§ TASK ITEM
Could you repeat every record below exactly, leaving out the pictures?
RECORDS FOR THE TASK below:
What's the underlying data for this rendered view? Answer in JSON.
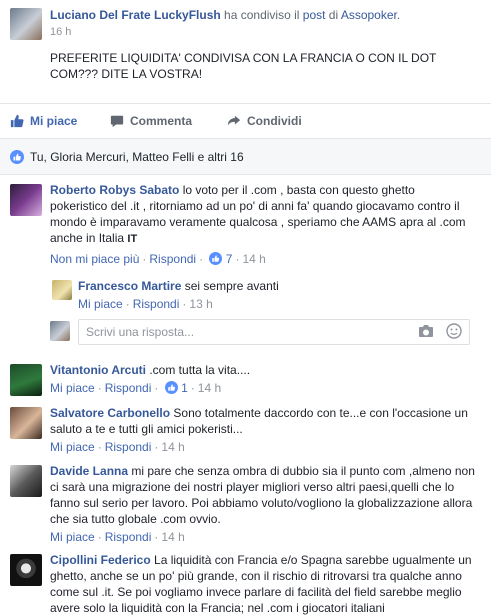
{
  "post": {
    "author": "Luciano Del Frate LuckyFlush",
    "shared_text": "ha condiviso il",
    "post_link": "post",
    "of_text": "di",
    "page": "Assopoker",
    "period": ".",
    "time": "16 h",
    "text": "PREFERITE LIQUIDITA' CONDIVISA CON LA FRANCIA O CON IL DOT COM??? DITE LA VOSTRA!"
  },
  "actions": {
    "like": "Mi piace",
    "comment": "Commenta",
    "share": "Condividi"
  },
  "likes": {
    "text": "Tu, Gloria Mercuri, Matteo Felli e altri 16"
  },
  "comments": [
    {
      "author": "Roberto Robys Sabato",
      "text": "lo voto per il .com , basta con questo ghetto pokeristico del .it , ritorniamo ad un po' di anni fa' quando giocavamo contro il mondo è imparavamo veramente qualcosa , speriamo che AAMS apra al .com anche in Italia",
      "flag": "IT",
      "unlike": "Non mi piace più",
      "reply": "Rispondi",
      "reactions": "7",
      "time": "14 h"
    },
    {
      "author": "Francesco Martire",
      "text": "sei sempre avanti",
      "like": "Mi piace",
      "reply": "Rispondi",
      "time": "13 h"
    },
    {
      "author": "Vitantonio Arcuti",
      "text": ".com tutta la vita....",
      "like": "Mi piace",
      "reply": "Rispondi",
      "reactions": "1",
      "time": "14 h"
    },
    {
      "author": "Salvatore Carbonello",
      "text": "Sono totalmente daccordo con te...e con l'occasione un saluto a te e tutti gli amici pokeristi...",
      "like": "Mi piace",
      "reply": "Rispondi",
      "time": "14 h"
    },
    {
      "author": "Davide Lanna",
      "text": "mi pare che senza ombra di dubbio sia il punto com ,almeno non ci sarà una migrazione dei nostri player migliori verso altri paesi,quelli che lo fanno sul serio per lavoro. Poi abbiamo voluto/vogliono la globalizzazione allora che sia tutto globale .com ovvio.",
      "like": "Mi piace",
      "reply": "Rispondi",
      "time": "14 h"
    },
    {
      "author": "Cipollini Federico",
      "text": "La liquidità con Francia e/o Spagna sarebbe ugualmente un ghetto, anche se un po' più grande, con il rischio di ritrovarsi tra qualche anno come sul .it. Se poi vogliamo invece parlare di facilità del field sarebbe meglio avere solo la liquidità con la Francia; nel .com i giocatori italiani"
    }
  ],
  "reply_box": {
    "placeholder": "Scrivi una risposta..."
  },
  "colors": {
    "link": "#365899",
    "accent": "#4267b2",
    "meta": "#90949c",
    "text": "#1d2129"
  }
}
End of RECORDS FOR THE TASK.
§ TASK RESULT
What's the underlying data for this rendered view? Answer in JSON.
{
  "post": {
    "author": "Luciano Del Frate LuckyFlush",
    "shared_text": "ha condiviso il",
    "post_link": "post",
    "of_text": "di",
    "page": "Assopoker",
    "period": ".",
    "time": "16 h",
    "text": "PREFERITE LIQUIDITA' CONDIVISA CON LA FRANCIA O CON IL DOT COM??? DITE LA VOSTRA!"
  },
  "actions": {
    "like": "Mi piace",
    "comment": "Commenta",
    "share": "Condividi"
  },
  "likes": {
    "text": "Tu, Gloria Mercuri, Matteo Felli e altri 16"
  },
  "comments": [
    {
      "author": "Roberto Robys Sabato",
      "text": "lo voto per il .com , basta con questo ghetto pokeristico del .it , ritorniamo ad un po' di anni fa' quando giocavamo contro il mondo è imparavamo veramente qualcosa , speriamo che AAMS apra al .com anche in Italia",
      "flag": "IT",
      "unlike": "Non mi piace più",
      "reply": "Rispondi",
      "reactions": "7",
      "time": "14 h"
    },
    {
      "author": "Francesco Martire",
      "text": "sei sempre avanti",
      "like": "Mi piace",
      "reply": "Rispondi",
      "time": "13 h"
    },
    {
      "author": "Vitantonio Arcuti",
      "text": ".com tutta la vita....",
      "like": "Mi piace",
      "reply": "Rispondi",
      "reactions": "1",
      "time": "14 h"
    },
    {
      "author": "Salvatore Carbonello",
      "text": "Sono totalmente daccordo con te...e con l'occasione un saluto a te e tutti gli amici pokeristi...",
      "like": "Mi piace",
      "reply": "Rispondi",
      "time": "14 h"
    },
    {
      "author": "Davide Lanna",
      "text": "mi pare che senza ombra di dubbio sia il punto com ,almeno non ci sarà una migrazione dei nostri player migliori verso altri paesi,quelli che lo fanno sul serio per lavoro. Poi abbiamo voluto/vogliono la globalizzazione allora che sia tutto globale .com ovvio.",
      "like": "Mi piace",
      "reply": "Rispondi",
      "time": "14 h"
    },
    {
      "author": "Cipollini Federico",
      "text": "La liquidità con Francia e/o Spagna sarebbe ugualmente un ghetto, anche se un po' più grande, con il rischio di ritrovarsi tra qualche anno come sul .it. Se poi vogliamo invece parlare di facilità del field sarebbe meglio avere solo la liquidità con la Francia; nel .com i giocatori italiani"
    }
  ],
  "reply_box": {
    "placeholder": "Scrivi una risposta..."
  },
  "colors": {
    "link": "#365899",
    "accent": "#4267b2",
    "meta": "#90949c",
    "text": "#1d2129"
  }
}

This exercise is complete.